Exaggerating on a Résumé
Exaggerating on a Résumé
By Elizabeth Garone
Q: I recently received a call to set up an interview for a job for which I applied a while back. This should be great news, but I’m starting to get nervous because I exaggerated a couple of my responsibilities on my résumé. What if questions about them get raised during the interview? Should I say something right at the beginning or just wait and see if they come up?
A: You aren’t alone when it comes to lying or exaggerating on a résumé. According to national payroll provider Automatic Data Processing’s 2009 Screening Index, 46% of employment, education and reference checks showed discrepancies with information provided by job candidates. However, experts say exaggerating or lying on a résumé is a dangerous move and one that can have lasting consequences.
Even if you think you can get away with it, you shouldn’t try, says Ken Springer, president of Corporate Resolutions, an international business intelligence firm headquartered in Manhattan and a former FBI agent. “If you ignore the exaggerations now, you may end up skating dangerously close to fraud later,” he says. “It is better to set the record straight now.” Plus, there is a good chance that this employer or a subsequent one will conduct a background check and your exaggerations will be exposed. “At that point, it may be too late,” says Mr. Springer. “Be upfront and honest at the outset. It will be more rewarding and beneficial to you down the road.”
Davia Temin, a Manhattan-based reputation and crisis manager, recommends bringing a corrected résumé to the interview and handing it to the interviewer, letting him or her know that you have prepared a more-updated résumé since you applied for the position or since the last time you spoke. “Simply say that this résumé is updated and clearer,” says Ms. Temin. “Then, hopefully, the interview can be conducted from that new résumé.”
If questions do come up about the discrepancies, let the interviewer know that you prepared the new résumé because you wanted to clarify what your responsibilities were, says Ms. Temin. “I would neither dwell on it, over-explain or apologize.”
You don’t want to wait until the end of the interview to address the differences, says Jeff Wizceb, vice president of business development at HR Plus, a Chicago-based screening-solutions firm. “If you wait and they are discovered during a background-screening process, it will only exacerbate the issue as well as discredit your entire interview process to that point,” he says.
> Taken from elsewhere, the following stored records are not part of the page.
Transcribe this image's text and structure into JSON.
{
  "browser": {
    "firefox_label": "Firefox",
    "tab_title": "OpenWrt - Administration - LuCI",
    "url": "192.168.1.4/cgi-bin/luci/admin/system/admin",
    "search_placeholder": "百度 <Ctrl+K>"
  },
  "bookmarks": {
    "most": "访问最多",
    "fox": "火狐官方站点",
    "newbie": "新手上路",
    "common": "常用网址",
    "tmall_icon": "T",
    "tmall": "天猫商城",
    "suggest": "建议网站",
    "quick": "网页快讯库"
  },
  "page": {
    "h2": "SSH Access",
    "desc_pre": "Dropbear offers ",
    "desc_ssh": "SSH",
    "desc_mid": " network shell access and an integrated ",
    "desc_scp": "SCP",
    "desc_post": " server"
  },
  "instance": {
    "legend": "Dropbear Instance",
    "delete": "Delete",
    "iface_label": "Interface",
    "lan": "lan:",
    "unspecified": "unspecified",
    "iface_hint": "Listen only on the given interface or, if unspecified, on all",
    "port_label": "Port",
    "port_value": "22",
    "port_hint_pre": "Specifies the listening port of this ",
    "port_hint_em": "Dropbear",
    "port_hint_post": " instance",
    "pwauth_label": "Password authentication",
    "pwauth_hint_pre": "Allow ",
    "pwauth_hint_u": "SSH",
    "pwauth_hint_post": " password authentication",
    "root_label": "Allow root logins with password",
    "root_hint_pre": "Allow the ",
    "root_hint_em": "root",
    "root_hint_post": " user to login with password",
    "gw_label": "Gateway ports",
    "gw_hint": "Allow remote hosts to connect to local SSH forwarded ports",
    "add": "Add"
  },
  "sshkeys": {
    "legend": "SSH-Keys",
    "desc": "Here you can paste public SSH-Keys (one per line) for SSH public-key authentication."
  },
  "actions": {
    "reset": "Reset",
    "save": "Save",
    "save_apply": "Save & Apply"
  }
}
Even if you end up losing out on this particular position, you’ve learned an important lesson, says Ms. Temin. “Your reputation for trustworthiness is your greatest asset,” she says. “No matter how expedient it would be to play fast and loose with the facts, don’t. Long-term reputation trumps expediency every time.”